_Your goal_.
Which lines in the data below contain the string "title"? Show each one.

----------

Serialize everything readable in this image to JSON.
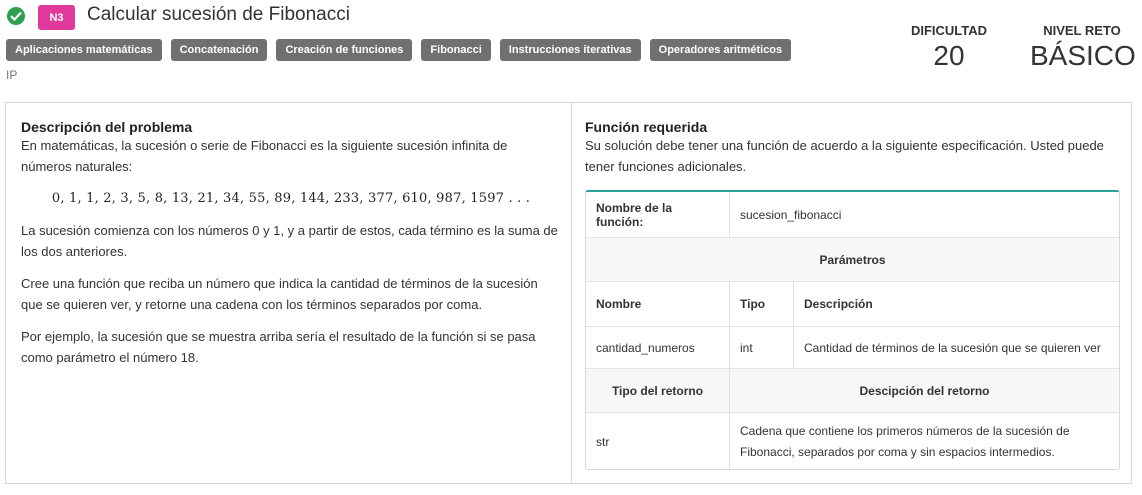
{
  "header": {
    "level_badge": "N3",
    "title": "Calcular sucesión de Fibonacci",
    "tags": [
      "Aplicaciones matemáticas",
      "Concatenación",
      "Creación de funciones",
      "Fibonacci",
      "Instrucciones iterativas",
      "Operadores aritméticos"
    ],
    "course": "IP",
    "difficulty_label": "DIFICULTAD",
    "difficulty_value": "20",
    "level_label": "NIVEL RETO",
    "level_value": "BÁSICO"
  },
  "description": {
    "title": "Descripción del problema",
    "intro": "En matemáticas, la sucesión o serie de Fibonacci es la siguiente sucesión infinita de números naturales:",
    "sequence": "0, 1, 1, 2, 3, 5, 8, 13, 21, 34, 55, 89, 144, 233, 377, 610, 987, 1597 . . .",
    "p1": "La sucesión comienza con los números 0 y 1, y a partir de estos, cada término es la suma de los dos anteriores.",
    "p2": "Cree una función que reciba un número que indica la cantidad de términos de la sucesión que se quieren ver, y retorne una cadena con los términos separados por coma.",
    "p3": "Por ejemplo, la sucesión que se muestra arriba sería el resultado de la función si se pasa como parámetro el número 18."
  },
  "function_spec": {
    "title": "Función requerida",
    "intro": "Su solución debe tener una función de acuerdo a la siguiente especificación. Usted puede tener funciones adicionales.",
    "name_label": "Nombre de la función:",
    "name_value": "sucesion_fibonacci",
    "params_label": "Parámetros",
    "col_name": "Nombre",
    "col_type": "Tipo",
    "col_desc": "Descripción",
    "param_name": "cantidad_numeros",
    "param_type": "int",
    "param_desc": "Cantidad de términos de la sucesión que se quieren ver",
    "return_type_label": "Tipo del retorno",
    "return_desc_label": "Descipción del retorno",
    "return_type": "str",
    "return_desc": "Cadena que contiene los primeros números de la sucesión de Fibonacci, separados por coma y sin espacios intermedios."
  }
}
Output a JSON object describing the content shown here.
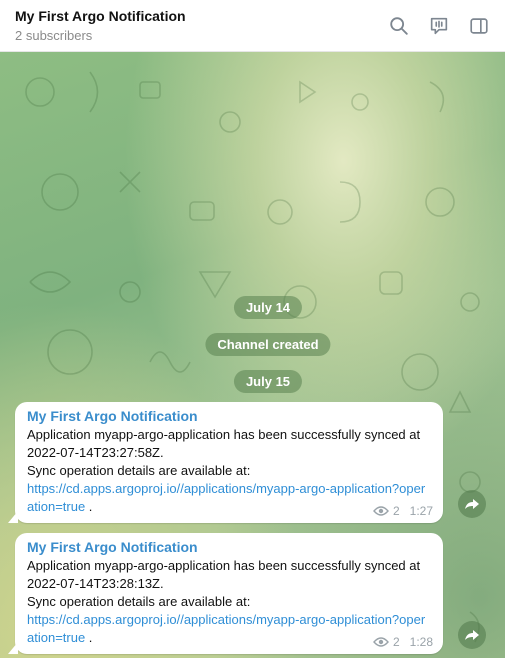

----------

_Written response_.
    "title": "Calcular sucesión de Fibonacci",
    "title": "Descripción del problema",
    "title": "Función requerida",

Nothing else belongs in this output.